=== EXERCISE ===
For the records below, work out the number of lines holding "icon" and reply with only that.

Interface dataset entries
######

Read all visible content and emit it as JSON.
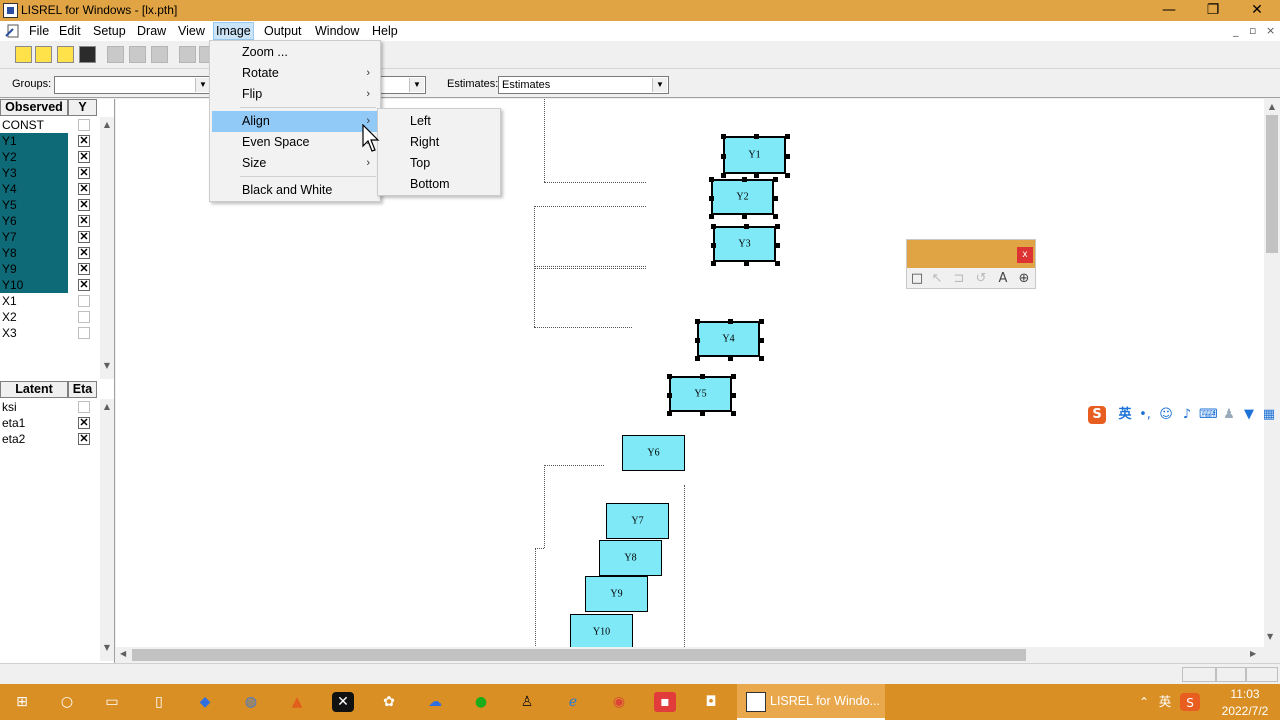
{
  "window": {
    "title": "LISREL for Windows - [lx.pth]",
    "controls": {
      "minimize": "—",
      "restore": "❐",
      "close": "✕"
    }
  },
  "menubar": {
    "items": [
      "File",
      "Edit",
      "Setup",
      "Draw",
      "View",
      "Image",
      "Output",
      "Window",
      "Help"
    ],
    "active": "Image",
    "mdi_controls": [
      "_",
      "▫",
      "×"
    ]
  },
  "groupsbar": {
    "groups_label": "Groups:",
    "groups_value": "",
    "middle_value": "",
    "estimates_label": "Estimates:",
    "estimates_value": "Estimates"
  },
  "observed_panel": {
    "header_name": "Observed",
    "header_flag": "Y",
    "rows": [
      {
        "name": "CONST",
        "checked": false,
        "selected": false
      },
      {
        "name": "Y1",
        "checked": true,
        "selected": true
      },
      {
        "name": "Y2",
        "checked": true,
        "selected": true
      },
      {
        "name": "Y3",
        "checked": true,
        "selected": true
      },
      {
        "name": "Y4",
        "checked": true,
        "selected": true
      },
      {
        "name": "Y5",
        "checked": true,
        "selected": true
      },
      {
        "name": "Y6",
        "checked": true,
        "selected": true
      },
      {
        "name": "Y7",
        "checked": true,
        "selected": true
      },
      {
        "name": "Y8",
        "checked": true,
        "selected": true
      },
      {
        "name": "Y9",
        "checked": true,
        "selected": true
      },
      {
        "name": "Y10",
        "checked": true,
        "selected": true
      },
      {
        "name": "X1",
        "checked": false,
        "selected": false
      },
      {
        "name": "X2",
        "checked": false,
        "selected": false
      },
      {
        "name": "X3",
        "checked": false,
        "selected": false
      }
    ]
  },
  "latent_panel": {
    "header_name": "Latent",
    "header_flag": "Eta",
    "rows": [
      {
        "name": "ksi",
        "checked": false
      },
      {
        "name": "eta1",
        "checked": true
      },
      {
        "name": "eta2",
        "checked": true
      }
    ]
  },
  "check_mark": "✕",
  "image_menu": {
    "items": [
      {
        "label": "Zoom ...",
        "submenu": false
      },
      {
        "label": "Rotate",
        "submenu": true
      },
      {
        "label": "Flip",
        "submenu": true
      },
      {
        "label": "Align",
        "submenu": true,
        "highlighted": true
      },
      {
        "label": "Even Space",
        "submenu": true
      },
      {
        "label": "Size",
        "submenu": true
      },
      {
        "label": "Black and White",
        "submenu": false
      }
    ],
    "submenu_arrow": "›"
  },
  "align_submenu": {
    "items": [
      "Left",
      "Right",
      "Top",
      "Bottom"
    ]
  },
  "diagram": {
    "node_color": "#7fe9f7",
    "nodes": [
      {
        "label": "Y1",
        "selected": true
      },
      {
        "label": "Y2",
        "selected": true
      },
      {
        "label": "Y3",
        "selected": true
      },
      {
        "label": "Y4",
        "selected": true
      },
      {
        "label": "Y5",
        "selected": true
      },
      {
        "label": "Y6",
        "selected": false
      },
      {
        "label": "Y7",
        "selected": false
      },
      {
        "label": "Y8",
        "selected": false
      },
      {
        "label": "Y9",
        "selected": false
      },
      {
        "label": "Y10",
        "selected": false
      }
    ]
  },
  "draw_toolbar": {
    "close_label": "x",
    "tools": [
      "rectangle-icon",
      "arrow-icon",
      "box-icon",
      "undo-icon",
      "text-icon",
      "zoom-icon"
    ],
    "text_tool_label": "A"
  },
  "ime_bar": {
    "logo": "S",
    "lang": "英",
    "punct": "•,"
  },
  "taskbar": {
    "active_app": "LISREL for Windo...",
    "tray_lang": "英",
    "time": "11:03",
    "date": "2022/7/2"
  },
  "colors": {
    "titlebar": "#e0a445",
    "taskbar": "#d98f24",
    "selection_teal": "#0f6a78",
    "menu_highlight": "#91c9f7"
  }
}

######

=== TASK OUTPUT ===
6